This is why we switch off. When presented with the facts about global warming, most would agree that creating carbon-absorbing landscapes should be at the top of our priorities. Mitigating the inevitability of widespread population crises, the consequence of a world torn apart by extreme weather systems, with food and resource shortages and inexorable political mismanagement, is clearly in everyone’s interest (mine, yours, all systems, states and businesses, even ramblers; everyone’s!). Yet, it appears we’re doing quite the opposite. Far from mitigating, we’re proliferating, and it feels almost impossible for us to do anything otherwise.

And that’s why Paul Lister’s plans are admirable and why the ramblers ought to retract their condemnation of his work: Lister is going against the grain. He is doing what the disenfranchised would do, had they the power. He’s building something that serves the interests of everyone. He’s building a carbon storage sink, and we ought to encourage more people in comparable positions to do the same.

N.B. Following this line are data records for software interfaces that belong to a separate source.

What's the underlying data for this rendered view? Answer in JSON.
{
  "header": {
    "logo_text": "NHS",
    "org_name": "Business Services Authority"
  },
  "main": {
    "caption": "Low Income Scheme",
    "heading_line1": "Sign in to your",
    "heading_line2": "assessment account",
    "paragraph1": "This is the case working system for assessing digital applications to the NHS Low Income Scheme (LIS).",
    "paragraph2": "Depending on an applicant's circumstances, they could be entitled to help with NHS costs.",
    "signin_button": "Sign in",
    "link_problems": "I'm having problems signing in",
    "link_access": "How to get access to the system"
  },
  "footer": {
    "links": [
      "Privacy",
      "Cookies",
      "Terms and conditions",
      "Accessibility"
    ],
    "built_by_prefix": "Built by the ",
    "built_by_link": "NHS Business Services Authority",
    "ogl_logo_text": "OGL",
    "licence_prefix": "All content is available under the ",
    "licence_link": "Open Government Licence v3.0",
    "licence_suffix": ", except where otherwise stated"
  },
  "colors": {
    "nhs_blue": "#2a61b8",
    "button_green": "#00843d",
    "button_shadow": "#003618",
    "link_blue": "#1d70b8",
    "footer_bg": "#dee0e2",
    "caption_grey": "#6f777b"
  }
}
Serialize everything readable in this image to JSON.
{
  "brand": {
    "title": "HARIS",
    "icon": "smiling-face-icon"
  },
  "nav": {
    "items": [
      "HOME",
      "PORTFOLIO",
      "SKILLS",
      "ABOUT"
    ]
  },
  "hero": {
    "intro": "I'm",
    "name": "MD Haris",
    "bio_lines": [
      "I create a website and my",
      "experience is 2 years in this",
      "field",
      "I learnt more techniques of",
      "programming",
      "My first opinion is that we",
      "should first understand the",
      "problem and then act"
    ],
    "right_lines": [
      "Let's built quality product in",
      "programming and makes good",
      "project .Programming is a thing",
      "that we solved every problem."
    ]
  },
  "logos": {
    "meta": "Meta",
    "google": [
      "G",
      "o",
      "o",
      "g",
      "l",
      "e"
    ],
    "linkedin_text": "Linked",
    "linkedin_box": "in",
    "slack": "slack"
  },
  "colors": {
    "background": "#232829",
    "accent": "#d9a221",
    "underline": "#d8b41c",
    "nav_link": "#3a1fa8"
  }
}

In an attempt to avoid appearing entirely biased I will concede that the subject of the ramblers discontent truly is an issue, albeit one of far less magnitude. Lister’s vision of rewilding his Alladale Estate is controversial for a variety of reasons. Not least being his plan to fence off the entire area, which currently spans 23,000 acres. Not only would this cut off a number of public footpaths (potentially contravening The Countryside and Rights of Way Act 2000) but having recently applied for a zoo licence, some believe Lister intends on creating a lucrative paradise for native fauna, simulating private South African wildlife reserves which allow access exclusively to those wealthy enough to pay a hefty premium. So, those who disregard Lister’s plans do so for reasons of law, liberty or equality.

I tend to sympathise with these arguments. I think it’d be an incredible feet if were able to ramble on throughout a rewilded highlands. Just imagine walking through a vast densely packed forest with trees as thick as coaches are long, exploring natural marshlands, rivers and lakes, following the tracks of elk or wolves even, watching nuthatches break nuts upon the trunks of trees older than our great-great-great… great grandfathers, or sea eagles plummeting through the canopies; imagine being able to appreciate the true honesty of a healthy and diverse natural woodland. That being said, tackling global warming clearly supersedes any desires we have to explore an enchanted wood or quell issues of liberty and equality. It’s not that liberty and equality are unimportant – far from it! It’s that when sacrifices are necessary, we mustn’t sacrifice our chances of escaping the event horizon of global warming.

I’m not entirely sure what Lister’s bigger plans are. I’m also undecided as to whether he yet deserves the title of philanthropist. But I do know that his rewilding projects are extremely commendable and serve to preserve something much greater than a mere walkway.

Quit rambling, ramblers.

A.C. Stark